**What you have to do**
Copy each line of the data exactly. Leave nothing out.
□ □ □ □ □ □ □
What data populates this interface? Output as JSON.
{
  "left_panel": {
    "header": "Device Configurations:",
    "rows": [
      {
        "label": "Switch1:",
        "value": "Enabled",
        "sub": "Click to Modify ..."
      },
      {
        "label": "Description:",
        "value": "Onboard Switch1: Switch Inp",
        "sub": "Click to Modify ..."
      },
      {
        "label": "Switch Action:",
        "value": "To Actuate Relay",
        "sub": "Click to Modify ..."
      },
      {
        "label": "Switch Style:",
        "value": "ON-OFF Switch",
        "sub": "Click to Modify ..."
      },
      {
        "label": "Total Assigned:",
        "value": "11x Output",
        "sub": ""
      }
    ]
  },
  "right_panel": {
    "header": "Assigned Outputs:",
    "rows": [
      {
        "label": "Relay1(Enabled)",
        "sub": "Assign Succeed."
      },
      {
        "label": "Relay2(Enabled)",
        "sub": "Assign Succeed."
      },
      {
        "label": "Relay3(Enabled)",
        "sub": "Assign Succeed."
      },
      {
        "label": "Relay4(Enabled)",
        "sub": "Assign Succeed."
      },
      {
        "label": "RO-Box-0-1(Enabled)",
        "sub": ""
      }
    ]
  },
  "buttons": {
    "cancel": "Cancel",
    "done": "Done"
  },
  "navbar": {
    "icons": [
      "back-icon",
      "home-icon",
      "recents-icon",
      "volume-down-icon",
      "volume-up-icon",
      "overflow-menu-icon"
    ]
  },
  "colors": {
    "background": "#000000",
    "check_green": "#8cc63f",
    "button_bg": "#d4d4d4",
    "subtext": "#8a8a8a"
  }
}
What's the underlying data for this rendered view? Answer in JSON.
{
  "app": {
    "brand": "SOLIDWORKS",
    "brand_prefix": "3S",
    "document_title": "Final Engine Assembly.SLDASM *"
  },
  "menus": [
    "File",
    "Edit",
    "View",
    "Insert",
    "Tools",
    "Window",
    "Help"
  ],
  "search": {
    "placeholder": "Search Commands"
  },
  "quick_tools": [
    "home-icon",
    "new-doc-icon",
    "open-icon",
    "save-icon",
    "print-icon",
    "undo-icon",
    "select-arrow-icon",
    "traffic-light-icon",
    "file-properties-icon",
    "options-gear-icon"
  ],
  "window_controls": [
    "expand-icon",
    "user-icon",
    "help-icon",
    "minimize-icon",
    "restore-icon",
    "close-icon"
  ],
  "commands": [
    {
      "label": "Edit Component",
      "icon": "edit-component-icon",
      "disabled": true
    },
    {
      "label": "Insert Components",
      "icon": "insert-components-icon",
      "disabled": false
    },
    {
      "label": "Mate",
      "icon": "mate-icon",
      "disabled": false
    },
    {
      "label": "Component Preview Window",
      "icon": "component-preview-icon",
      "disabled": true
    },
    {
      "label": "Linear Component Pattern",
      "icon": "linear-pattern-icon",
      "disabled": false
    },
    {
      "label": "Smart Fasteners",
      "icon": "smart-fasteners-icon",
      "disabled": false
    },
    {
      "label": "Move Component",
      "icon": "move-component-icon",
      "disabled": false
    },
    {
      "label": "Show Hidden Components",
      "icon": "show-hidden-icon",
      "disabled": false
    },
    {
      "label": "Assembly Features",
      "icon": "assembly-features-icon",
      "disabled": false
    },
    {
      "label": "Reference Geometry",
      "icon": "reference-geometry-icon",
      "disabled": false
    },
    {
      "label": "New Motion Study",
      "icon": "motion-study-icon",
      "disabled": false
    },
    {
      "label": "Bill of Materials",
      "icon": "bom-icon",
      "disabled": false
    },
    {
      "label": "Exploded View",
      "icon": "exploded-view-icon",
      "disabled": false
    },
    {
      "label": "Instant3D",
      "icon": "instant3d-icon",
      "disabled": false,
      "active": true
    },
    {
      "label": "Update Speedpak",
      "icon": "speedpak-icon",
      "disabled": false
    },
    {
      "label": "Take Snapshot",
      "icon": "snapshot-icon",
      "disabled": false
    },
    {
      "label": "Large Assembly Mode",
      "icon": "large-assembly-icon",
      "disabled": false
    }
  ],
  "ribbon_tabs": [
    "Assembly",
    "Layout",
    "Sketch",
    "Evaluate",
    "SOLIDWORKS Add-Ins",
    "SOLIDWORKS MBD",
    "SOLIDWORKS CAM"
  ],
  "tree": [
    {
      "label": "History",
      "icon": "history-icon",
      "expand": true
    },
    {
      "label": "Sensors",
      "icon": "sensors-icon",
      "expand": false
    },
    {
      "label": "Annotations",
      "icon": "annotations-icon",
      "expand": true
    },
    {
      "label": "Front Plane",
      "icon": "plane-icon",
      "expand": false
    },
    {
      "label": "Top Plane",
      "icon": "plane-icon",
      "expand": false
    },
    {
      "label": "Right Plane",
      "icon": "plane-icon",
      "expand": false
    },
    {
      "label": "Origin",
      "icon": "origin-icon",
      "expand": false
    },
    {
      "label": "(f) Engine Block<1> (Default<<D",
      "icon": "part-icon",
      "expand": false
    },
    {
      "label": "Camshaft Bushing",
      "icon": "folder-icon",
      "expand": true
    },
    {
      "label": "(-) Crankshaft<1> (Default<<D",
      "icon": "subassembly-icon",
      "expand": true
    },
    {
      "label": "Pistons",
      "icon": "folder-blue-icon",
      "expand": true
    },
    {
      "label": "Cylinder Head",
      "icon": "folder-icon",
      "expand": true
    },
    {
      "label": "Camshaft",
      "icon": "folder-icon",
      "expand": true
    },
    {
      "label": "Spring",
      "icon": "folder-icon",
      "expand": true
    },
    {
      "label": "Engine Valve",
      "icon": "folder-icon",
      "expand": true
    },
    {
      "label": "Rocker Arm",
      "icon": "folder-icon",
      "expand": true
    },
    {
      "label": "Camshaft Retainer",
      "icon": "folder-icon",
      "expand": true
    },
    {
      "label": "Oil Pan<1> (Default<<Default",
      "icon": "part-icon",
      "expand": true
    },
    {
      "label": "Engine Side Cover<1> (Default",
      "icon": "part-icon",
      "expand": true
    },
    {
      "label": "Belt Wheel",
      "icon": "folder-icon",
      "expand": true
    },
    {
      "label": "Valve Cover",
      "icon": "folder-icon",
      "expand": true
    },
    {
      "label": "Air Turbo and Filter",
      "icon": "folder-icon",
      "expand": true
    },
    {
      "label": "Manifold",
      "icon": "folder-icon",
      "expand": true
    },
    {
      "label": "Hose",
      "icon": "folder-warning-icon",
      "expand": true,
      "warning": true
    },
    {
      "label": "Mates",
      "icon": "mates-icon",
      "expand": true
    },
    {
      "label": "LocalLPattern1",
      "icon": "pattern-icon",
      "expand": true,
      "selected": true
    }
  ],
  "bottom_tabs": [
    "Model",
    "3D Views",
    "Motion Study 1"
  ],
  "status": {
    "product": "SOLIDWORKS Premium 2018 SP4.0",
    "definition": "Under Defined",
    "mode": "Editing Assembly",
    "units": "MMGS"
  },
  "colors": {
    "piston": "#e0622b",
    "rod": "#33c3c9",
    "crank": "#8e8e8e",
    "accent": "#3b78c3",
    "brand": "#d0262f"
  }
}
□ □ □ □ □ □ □
**Response below**
What data populates this interface? Output as JSON.
{
  "left_panel": {
    "header": "Device Configurations:",
    "rows": [
      {
        "label": "Switch1:",
        "value": "Enabled",
        "sub": "Click to Modify ..."
      },
      {
        "label": "Description:",
        "value": "Onboard Switch1: Switch Inp",
        "sub": "Click to Modify ..."
      },
      {
        "label": "Switch Action:",
        "value": "To Actuate Relay",
        "sub": "Click to Modify ..."
      },
      {
        "label": "Switch Style:",
        "value": "ON-OFF Switch",
        "sub": "Click to Modify ..."
      },
      {
        "label": "Total Assigned:",
        "value": "11x Output",
        "sub": ""
      }
    ]
  },
  "right_panel": {
    "header": "Assigned Outputs:",
    "rows": [
      {
        "label": "Relay1(Enabled)",
        "sub": "Assign Succeed."
      },
      {
        "label": "Relay2(Enabled)",
        "sub": "Assign Succeed."
      },
      {
        "label": "Relay3(Enabled)",
        "sub": "Assign Succeed."
      },
      {
        "label": "Relay4(Enabled)",
        "sub": "Assign Succeed."
      },
      {
        "label": "RO-Box-0-1(Enabled)",
        "sub": ""
      }
    ]
  },
  "buttons": {
    "cancel": "Cancel",
    "done": "Done"
  },
  "navbar": {
    "icons": [
      "back-icon",
      "home-icon",
      "recents-icon",
      "volume-down-icon",
      "volume-up-icon",
      "overflow-menu-icon"
    ]
  },
  "colors": {
    "background": "#000000",
    "check_green": "#8cc63f",
    "button_bg": "#d4d4d4",
    "subtext": "#8a8a8a"
  }
}
What's the underlying data for this rendered view? Answer in JSON.
{
  "app": {
    "brand": "SOLIDWORKS",
    "brand_prefix": "3S",
    "document_title": "Final Engine Assembly.SLDASM *"
  },
  "menus": [
    "File",
    "Edit",
    "View",
    "Insert",
    "Tools",
    "Window",
    "Help"
  ],
  "search": {
    "placeholder": "Search Commands"
  },
  "quick_tools": [
    "home-icon",
    "new-doc-icon",
    "open-icon",
    "save-icon",
    "print-icon",
    "undo-icon",
    "select-arrow-icon",
    "traffic-light-icon",
    "file-properties-icon",
    "options-gear-icon"
  ],
  "window_controls": [
    "expand-icon",
    "user-icon",
    "help-icon",
    "minimize-icon",
    "restore-icon",
    "close-icon"
  ],
  "commands": [
    {
      "label": "Edit Component",
      "icon": "edit-component-icon",
      "disabled": true
    },
    {
      "label": "Insert Components",
      "icon": "insert-components-icon",
      "disabled": false
    },
    {
      "label": "Mate",
      "icon": "mate-icon",
      "disabled": false
    },
    {
      "label": "Component Preview Window",
      "icon": "component-preview-icon",
      "disabled": true
    },
    {
      "label": "Linear Component Pattern",
      "icon": "linear-pattern-icon",
      "disabled": false
    },
    {
      "label": "Smart Fasteners",
      "icon": "smart-fasteners-icon",
      "disabled": false
    },
    {
      "label": "Move Component",
      "icon": "move-component-icon",
      "disabled": false
    },
    {
      "label": "Show Hidden Components",
      "icon": "show-hidden-icon",
      "disabled": false
    },
    {
      "label": "Assembly Features",
      "icon": "assembly-features-icon",
      "disabled": false
    },
    {
      "label": "Reference Geometry",
      "icon": "reference-geometry-icon",
      "disabled": false
    },
    {
      "label": "New Motion Study",
      "icon": "motion-study-icon",
      "disabled": false
    },
    {
      "label": "Bill of Materials",
      "icon": "bom-icon",
      "disabled": false
    },
    {
      "label": "Exploded View",
      "icon": "exploded-view-icon",
      "disabled": false
    },
    {
      "label": "Instant3D",
      "icon": "instant3d-icon",
      "disabled": false,
      "active": true
    },
    {
      "label": "Update Speedpak",
      "icon": "speedpak-icon",
      "disabled": false
    },
    {
      "label": "Take Snapshot",
      "icon": "snapshot-icon",
      "disabled": false
    },
    {
      "label": "Large Assembly Mode",
      "icon": "large-assembly-icon",
      "disabled": false
    }
  ],
  "ribbon_tabs": [
    "Assembly",
    "Layout",
    "Sketch",
    "Evaluate",
    "SOLIDWORKS Add-Ins",
    "SOLIDWORKS MBD",
    "SOLIDWORKS CAM"
  ],
  "tree": [
    {
      "label": "History",
      "icon": "history-icon",
      "expand": true
    },
    {
      "label": "Sensors",
      "icon": "sensors-icon",
      "expand": false
    },
    {
      "label": "Annotations",
      "icon": "annotations-icon",
      "expand": true
    },
    {
      "label": "Front Plane",
      "icon": "plane-icon",
      "expand": false
    },
    {
      "label": "Top Plane",
      "icon": "plane-icon",
      "expand": false
    },
    {
      "label": "Right Plane",
      "icon": "plane-icon",
      "expand": false
    },
    {
      "label": "Origin",
      "icon": "origin-icon",
      "expand": false
    },
    {
      "label": "(f) Engine Block<1> (Default<<D",
      "icon": "part-icon",
      "expand": false
    },
    {
      "label": "Camshaft Bushing",
      "icon": "folder-icon",
      "expand": true
    },
    {
      "label": "(-) Crankshaft<1> (Default<<D",
      "icon": "subassembly-icon",
      "expand": true
    },
    {
      "label": "Pistons",
      "icon": "folder-blue-icon",
      "expand": true
    },
    {
      "label": "Cylinder Head",
      "icon": "folder-icon",
      "expand": true
    },
    {
      "label": "Camshaft",
      "icon": "folder-icon",
      "expand": true
    },
    {
      "label": "Spring",
      "icon": "folder-icon",
      "expand": true
    },
    {
      "label": "Engine Valve",
      "icon": "folder-icon",
      "expand": true
    },
    {
      "label": "Rocker Arm",
      "icon": "folder-icon",
      "expand": true
    },
    {
      "label": "Camshaft Retainer",
      "icon": "folder-icon",
      "expand": true
    },
    {
      "label": "Oil Pan<1> (Default<<Default",
      "icon": "part-icon",
      "expand": true
    },
    {
      "label": "Engine Side Cover<1> (Default",
      "icon": "part-icon",
      "expand": true
    },
    {
      "label": "Belt Wheel",
      "icon": "folder-icon",
      "expand": true
    },
    {
      "label": "Valve Cover",
      "icon": "folder-icon",
      "expand": true
    },
    {
      "label": "Air Turbo and Filter",
      "icon": "folder-icon",
      "expand": true
    },
    {
      "label": "Manifold",
      "icon": "folder-icon",
      "expand": true
    },
    {
      "label": "Hose",
      "icon": "folder-warning-icon",
      "expand": true,
      "warning": true
    },
    {
      "label": "Mates",
      "icon": "mates-icon",
      "expand": true
    },
    {
      "label": "LocalLPattern1",
      "icon": "pattern-icon",
      "expand": true,
      "selected": true
    }
  ],
  "bottom_tabs": [
    "Model",
    "3D Views",
    "Motion Study 1"
  ],
  "status": {
    "product": "SOLIDWORKS Premium 2018 SP4.0",
    "definition": "Under Defined",
    "mode": "Editing Assembly",
    "units": "MMGS"
  },
  "colors": {
    "piston": "#e0622b",
    "rod": "#33c3c9",
    "crank": "#8e8e8e",
    "accent": "#3b78c3",
    "brand": "#d0262f"
  }
}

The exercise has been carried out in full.